Tag Archives: antipasti

Zucchini in olive oil

20 Aug

If your summers play out anything like mine do then odds are good you have some of this stuff in the fridge already.

After all, how many of these have you come across in the past couple months? I’m down to only two zucchini plants in the garden this year, but each has already thrown off a couple dozen specimens. And they’re still producing. One of my favorite things to do with zucchini is roast or grill them and then preserve them in olive oil.

Just slice them up.

Lay on a baking sheet that’s been coated in olive oil and season with salt and pepper (you can also do this outside on the grill), then place in an oven preheated to 375 degrees F. Using a spatula, turn occasionally so that the slices brown on both sides.

The time it takes to cook the zucchini varies, but this is about how things should look when it’s done.

All that’s left to do now is layer the zucchini, along with garlic slices and crushed hot pepper, in a container of some sort.

Then cover the whole thing in extra virgin olive oil and put it in the fridge. It’s best to wait at least a couple days before tasting; that way the flavors can meld together. As long as the zucchini are covered in the oil they should last in the fridge for a couple weeks or so.

I use slices of the zucchini on sandwiches (mint leaves are a nice way to top them when serving), but my favorite way to eat it has always been as an antipasti.

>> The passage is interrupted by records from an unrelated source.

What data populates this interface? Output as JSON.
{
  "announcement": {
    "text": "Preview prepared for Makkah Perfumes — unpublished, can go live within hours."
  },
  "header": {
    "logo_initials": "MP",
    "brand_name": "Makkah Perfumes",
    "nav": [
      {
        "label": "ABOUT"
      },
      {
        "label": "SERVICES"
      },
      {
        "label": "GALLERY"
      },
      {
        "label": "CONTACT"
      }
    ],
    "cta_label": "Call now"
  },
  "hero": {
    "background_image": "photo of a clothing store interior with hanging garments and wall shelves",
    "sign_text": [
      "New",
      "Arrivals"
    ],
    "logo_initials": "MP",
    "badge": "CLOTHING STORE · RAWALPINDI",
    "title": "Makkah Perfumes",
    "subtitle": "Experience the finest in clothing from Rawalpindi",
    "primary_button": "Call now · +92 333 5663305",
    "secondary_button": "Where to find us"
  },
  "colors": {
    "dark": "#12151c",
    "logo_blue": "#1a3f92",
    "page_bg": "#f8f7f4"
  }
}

With bread to sop up the oil, of course.

Eggplant in olive oil

9 Apr

Get a good look at this stuff, okay. Because it ain’t gonna be around for very long.

No matter how many jars of pickled eggplant that I make, I’m always in the planning stages for the next batch. It’s my go-to sandwich condiment. Has been since, well, I can’t actually remember when it wasn’t. And don’t ask how many loaves of crusty bread I’m plowed through with nothing but this stuff on top.

Oh yeah, and it’s a snap to make. So let’s get going on that, shall we.

Peel and quarter the eggplant, then cut it into half-inch strips. (My advice is to use at least three or four large specimens, as there’s a lot of shrinkage—and the finished product usually goes pretty fast.)

Place in a colander and liberally toss with salt.

Weight the strips down as best you can. The idea here is to extract as much moisture from the eggplant as you can (make sure there’s something under the colander to catch the liquid). I usually let this go for a couple hours and frequently toss things around and manually press down on the strips during that time.

These strips are in good enough shape to work with.

Place the eggplant strips in a bowl, cover in distilled white vinegar, then place in the fridge for several hours. (I usually let them soak overnight.)

Drain the vinegar and then, using your hands, squeeze the eggplant strips as dry as you can.

Place in a jar, add a couple chopped cloves of garlic and some crushed hot pepper.

Then cover in extra virgin olive oil.

I’ll usually wait a week before eating the eggplant but three or four days should be enough time to allow the flavors to develop. And it’ll keep in the fridge for a long time.

If it lasts that long.